North Williams Avenue in Portland has become a controversial street in the last few months. Currently, on the one way street, there are two lanes for cars plus a bike lane, but the bike lane often overflows as cyclists leave downtown at rush hour. The Portland Bureau of Transportation planned on transforming one of the two car lanes into a wider bike lane, but the project has been delayed. That’s because some in the historically African-American neighborhood felt that the project didn’t adequately address important issues like gentrification, equity and race.
Entrepreneur Sam Thompson said in a recent Skanner article, “…bike lanes will get $600 million over the next 20 years, but there is half a million for gang outreach for the next two years.” While it’s difficult to draw conclusions by comparing the sizes of unrelated budgets and wish lists, Thompson’s comments reflect a perception in some quarters that the City of Portland is more concerned with increasing bicycling than it is with helping minorities. Some, like the Community Cycling Center, say that these two things need not be mutually exclusive, but the perception remains that proportionately more whites ride bicycles than minorities. Data from a national study (pdf) backs this up, though the disparity has been shrinking.

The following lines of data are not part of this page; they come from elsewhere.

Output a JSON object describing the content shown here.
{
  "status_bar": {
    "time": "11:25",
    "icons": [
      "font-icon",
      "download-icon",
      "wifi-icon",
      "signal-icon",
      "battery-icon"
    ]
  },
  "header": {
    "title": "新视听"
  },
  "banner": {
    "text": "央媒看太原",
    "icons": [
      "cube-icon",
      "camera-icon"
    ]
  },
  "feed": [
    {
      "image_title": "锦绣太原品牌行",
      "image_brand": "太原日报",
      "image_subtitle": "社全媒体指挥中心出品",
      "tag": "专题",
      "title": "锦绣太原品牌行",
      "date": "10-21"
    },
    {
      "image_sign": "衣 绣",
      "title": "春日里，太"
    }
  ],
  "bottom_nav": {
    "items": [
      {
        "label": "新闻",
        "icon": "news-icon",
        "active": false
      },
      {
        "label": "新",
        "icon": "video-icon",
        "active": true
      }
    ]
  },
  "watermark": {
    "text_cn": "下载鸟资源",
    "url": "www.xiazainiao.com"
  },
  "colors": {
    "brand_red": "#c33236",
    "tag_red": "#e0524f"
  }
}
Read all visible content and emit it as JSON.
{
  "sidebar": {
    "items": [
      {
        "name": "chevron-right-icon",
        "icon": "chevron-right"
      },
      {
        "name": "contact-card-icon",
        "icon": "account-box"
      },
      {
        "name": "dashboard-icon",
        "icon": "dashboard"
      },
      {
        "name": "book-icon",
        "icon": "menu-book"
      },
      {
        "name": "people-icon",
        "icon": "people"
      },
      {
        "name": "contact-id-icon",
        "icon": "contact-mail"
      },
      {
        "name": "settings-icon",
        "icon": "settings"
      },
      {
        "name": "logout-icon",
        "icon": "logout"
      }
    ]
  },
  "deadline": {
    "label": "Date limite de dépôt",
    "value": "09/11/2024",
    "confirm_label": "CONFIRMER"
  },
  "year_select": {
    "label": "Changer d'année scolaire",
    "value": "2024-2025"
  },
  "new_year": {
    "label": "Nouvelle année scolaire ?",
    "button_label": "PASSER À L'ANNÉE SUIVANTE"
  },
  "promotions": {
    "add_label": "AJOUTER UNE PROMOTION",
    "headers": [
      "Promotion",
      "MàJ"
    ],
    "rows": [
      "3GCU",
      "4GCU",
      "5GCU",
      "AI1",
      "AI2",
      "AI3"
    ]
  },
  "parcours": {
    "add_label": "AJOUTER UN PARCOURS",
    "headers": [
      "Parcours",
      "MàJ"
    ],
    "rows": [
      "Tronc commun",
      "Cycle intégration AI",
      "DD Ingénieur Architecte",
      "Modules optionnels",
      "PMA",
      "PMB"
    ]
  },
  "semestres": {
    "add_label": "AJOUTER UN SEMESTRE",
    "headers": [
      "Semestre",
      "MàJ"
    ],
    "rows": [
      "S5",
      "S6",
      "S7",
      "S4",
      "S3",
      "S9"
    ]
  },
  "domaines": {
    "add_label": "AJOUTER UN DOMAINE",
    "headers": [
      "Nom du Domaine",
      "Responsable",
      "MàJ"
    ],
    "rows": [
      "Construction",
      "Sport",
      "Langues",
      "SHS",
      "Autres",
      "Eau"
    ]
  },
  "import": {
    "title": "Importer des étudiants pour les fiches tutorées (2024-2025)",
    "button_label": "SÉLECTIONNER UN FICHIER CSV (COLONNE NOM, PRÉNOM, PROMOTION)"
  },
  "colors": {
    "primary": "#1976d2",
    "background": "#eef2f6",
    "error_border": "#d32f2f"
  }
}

How do you think your racial identity relates to your mode of transportation? Do you think that cycling infrastructure disproportionately benefits whites? Do you think city planners have done enough to build consensus around cycling projects?
- Jonathan Maus: Editor of Bikeportland.org
- Jerrell Waddell: Assistant pastor, Life Change Christian Center
- Zan Gibbs: Adult program manager for Community Cycling Center
- Deborah Leopold Hutchins: Founder of Sistas Weekend Cyclers